The US Navy is reportedly looking for a new server supplier for some of its guided missile cruisers and destroyers due to security concerns around Lenovo’s recent purchase of IBM’s x86 server division.
The Chinese hardware giant acquired IBM’s System x, BladeCenter and Flex System blade servers and switches, and its NeXtScale and iDataPlex servers and software in autumn last year in a $2.1bn deal – propelling it to a position as the third largest x86 server provider globally.
However, that’s not gone down too well with the government, according to USNI News.
“The Department of Homeland Defense identified security concerns with the IBM Blade Center sale and placed restrictions on federal government procurement of Lenovo Blade Center server products,” Navy spokesman Dale Eng told the site.
The decision will affect the Navy’s Aegis Combat System – an integrated naval weapons system developed by Lockheed Martin which includes ballistic guided missile destroyers and cruisers.
According to the report, IBM x86 BladeCenter HT servers were included in “Aegis Technical Insertion (TI) 12” hardware upgrades for the combat system.
The Integrated Warfare Systems’ Aegis program office is apparently working with the Department of Defense Committee on Foreign Investment in the United States Mitigation Development and Compliance Monitoring Team, in order to find an alternative supplier.

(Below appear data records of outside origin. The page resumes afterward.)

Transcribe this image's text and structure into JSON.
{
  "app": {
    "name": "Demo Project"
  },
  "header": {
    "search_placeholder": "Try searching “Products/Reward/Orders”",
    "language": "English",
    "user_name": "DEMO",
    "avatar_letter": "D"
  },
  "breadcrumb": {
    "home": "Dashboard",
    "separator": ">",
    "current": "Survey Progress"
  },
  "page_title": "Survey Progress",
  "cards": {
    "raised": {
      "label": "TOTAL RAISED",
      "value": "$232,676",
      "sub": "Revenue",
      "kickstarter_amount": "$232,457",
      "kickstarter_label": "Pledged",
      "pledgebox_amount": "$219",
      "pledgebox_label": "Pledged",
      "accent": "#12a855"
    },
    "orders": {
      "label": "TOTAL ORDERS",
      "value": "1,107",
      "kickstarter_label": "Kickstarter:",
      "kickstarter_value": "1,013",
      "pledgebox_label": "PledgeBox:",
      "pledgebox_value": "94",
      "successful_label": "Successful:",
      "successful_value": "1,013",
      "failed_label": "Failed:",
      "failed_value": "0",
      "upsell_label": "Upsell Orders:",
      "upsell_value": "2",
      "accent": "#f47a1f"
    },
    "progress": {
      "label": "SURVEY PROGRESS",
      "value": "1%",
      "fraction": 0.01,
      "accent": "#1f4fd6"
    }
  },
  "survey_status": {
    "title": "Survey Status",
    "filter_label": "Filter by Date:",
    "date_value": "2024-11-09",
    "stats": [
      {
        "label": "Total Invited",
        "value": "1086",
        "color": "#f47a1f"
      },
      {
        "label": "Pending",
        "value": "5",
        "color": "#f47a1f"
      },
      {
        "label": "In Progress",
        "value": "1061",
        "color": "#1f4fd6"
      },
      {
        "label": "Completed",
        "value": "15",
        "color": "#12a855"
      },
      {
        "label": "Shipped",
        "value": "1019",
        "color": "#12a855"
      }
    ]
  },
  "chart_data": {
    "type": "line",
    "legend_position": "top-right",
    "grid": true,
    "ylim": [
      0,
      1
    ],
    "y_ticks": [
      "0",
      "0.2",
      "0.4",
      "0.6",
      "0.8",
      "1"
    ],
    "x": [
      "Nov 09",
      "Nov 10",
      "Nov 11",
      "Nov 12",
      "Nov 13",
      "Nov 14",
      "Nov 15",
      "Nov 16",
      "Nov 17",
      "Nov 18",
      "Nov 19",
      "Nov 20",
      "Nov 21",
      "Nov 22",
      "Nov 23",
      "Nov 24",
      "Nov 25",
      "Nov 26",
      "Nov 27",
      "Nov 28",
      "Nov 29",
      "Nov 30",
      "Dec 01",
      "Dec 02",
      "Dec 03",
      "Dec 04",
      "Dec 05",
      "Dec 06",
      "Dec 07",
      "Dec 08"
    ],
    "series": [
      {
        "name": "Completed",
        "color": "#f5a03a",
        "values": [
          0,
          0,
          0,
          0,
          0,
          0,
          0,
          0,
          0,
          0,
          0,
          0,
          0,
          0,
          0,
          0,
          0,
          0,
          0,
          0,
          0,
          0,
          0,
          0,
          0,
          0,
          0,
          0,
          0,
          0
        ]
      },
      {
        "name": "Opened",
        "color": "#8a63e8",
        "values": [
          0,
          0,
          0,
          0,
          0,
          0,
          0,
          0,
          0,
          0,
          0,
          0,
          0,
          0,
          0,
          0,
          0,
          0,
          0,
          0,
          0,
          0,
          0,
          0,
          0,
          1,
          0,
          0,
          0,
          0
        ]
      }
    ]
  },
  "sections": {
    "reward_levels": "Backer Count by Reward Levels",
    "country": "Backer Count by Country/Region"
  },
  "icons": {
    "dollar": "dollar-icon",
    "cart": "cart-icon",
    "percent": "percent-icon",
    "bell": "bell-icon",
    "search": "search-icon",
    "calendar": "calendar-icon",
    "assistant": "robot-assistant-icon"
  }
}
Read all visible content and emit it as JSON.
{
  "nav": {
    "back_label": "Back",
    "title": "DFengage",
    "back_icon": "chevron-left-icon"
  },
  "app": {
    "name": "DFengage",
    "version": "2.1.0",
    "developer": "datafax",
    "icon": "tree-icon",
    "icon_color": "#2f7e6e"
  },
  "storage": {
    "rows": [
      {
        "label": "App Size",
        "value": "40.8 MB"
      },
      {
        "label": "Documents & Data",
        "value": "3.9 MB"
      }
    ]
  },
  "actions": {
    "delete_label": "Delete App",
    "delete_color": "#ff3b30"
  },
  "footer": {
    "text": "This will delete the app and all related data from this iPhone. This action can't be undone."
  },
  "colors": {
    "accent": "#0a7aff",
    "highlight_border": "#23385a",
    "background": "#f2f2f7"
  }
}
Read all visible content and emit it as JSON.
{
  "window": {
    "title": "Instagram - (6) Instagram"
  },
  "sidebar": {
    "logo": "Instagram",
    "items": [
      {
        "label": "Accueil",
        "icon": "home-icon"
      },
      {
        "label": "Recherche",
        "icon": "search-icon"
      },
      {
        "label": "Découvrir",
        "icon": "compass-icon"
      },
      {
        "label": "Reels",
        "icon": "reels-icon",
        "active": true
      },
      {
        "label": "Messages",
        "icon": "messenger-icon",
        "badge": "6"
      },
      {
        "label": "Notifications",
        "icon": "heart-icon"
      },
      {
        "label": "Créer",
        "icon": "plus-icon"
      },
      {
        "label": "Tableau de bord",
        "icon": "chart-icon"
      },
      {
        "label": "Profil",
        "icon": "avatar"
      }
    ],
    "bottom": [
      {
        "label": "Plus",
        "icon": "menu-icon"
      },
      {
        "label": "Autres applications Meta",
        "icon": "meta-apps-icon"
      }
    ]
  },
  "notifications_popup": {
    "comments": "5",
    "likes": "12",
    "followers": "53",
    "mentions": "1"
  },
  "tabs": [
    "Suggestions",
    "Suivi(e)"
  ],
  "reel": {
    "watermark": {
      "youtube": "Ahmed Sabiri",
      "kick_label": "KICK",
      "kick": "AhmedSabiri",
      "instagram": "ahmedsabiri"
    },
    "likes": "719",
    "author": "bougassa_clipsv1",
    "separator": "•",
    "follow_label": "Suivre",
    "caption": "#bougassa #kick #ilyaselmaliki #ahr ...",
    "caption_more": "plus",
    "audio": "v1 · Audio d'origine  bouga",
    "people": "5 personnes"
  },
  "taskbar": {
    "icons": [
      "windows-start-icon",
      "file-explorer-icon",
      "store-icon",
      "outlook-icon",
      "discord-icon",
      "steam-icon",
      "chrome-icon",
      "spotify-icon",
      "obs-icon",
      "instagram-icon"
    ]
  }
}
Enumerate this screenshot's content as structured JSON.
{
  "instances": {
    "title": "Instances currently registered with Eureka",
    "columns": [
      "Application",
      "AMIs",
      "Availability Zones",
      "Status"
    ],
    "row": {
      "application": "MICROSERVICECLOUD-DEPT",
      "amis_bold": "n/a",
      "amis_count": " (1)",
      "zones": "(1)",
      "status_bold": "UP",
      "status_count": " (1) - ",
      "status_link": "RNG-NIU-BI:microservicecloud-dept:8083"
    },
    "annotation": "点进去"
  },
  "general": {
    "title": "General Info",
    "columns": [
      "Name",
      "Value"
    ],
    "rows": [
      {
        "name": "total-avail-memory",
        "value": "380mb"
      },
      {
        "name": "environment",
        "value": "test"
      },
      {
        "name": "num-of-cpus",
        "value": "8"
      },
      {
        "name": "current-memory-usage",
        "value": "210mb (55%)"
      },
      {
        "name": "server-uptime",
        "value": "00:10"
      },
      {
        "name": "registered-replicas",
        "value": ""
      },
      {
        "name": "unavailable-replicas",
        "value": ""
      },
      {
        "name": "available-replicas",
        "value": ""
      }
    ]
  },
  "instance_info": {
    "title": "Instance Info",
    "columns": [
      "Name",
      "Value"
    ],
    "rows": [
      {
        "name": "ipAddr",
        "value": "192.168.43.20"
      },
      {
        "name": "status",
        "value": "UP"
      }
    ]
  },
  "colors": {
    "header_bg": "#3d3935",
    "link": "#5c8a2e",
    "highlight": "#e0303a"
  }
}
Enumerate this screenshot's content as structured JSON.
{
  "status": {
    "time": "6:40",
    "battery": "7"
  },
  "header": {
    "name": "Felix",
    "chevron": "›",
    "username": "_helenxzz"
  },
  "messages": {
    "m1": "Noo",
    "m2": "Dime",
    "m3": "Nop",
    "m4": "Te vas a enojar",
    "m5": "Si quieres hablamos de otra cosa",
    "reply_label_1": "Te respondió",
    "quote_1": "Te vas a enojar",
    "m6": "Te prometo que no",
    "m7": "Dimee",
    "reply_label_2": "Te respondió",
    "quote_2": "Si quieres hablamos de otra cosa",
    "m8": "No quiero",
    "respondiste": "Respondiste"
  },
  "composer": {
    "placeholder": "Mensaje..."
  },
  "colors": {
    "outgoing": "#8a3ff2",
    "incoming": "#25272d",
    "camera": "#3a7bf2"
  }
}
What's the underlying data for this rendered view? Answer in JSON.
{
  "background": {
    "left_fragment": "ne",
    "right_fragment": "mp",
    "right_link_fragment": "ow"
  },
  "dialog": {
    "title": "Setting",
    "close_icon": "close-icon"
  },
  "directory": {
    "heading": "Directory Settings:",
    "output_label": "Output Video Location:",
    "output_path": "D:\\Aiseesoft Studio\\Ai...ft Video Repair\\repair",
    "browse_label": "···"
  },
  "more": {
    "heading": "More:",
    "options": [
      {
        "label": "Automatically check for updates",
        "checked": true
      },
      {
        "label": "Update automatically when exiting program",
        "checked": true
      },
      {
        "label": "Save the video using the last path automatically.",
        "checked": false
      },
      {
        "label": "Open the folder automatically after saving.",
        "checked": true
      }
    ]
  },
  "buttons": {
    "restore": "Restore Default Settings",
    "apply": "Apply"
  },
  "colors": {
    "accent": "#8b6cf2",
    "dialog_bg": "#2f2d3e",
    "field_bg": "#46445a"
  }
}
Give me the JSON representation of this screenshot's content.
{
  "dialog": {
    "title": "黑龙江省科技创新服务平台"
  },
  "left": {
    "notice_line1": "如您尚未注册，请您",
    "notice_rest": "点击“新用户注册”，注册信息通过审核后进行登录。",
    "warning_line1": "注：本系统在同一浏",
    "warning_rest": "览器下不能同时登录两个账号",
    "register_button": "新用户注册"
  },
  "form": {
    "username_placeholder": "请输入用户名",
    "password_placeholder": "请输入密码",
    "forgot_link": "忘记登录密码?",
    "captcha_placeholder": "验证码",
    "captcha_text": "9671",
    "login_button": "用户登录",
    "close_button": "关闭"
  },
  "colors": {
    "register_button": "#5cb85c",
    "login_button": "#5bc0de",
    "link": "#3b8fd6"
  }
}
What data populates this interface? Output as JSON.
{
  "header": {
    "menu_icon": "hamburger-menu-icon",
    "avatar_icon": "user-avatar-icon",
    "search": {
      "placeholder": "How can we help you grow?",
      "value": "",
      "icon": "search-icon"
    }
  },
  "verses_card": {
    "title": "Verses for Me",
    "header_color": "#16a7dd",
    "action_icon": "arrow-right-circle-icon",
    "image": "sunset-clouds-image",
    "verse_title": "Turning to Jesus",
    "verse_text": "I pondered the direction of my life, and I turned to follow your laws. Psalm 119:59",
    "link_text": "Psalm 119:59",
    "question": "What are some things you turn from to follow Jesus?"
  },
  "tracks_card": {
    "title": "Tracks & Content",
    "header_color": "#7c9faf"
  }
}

Lenovo has been called out for national security concerns in the past, when an Australian Financial Review (AFR) article claimed two years ago that ‘Five Eyes’ intelligence agencies had banned Lenovo PCs after finding backdoor vulnerabilities.
The Australian Department of Defence subsequently claimed it had not instituted a ban but that Lenovo had not requested to be accredited for Top Secret and Secret Networks.
AFR countered that it had been talking specifically about the Australian part of the five eyes intelligence alliance, called the Defence Signals Directorate, which may operated under “unique directives”. It added that it had been told the British intelligence services had instituted a formal ban on Lenovo computers on classified networks.
Both China and the US have become increasingly wary of allowing the sale of commercial technology from the other superpower inside their respective countries.
In 2012, a congressional committee effectively banned telecoms infrastructure firms Huawei and ZTE from competing in the US market after noting national security concerns.
Since revelations of NSA spying and tampering with US-made kit bound for export, China has also been cracking down on US providers of late.
Ironically, reports from a year ago suggested that the government had asked banks to replace IBM servers with domestic kit as part of a new trial.
Beijing has already announced strict new vetting for any products headed for government use, which may effectively prevent many US firms from competing in this highly lucrative market, as they’d have to open their products and source code up to inspection.
Infosecurity reached out to Lenovo for a response but had not heard back at the time of writing.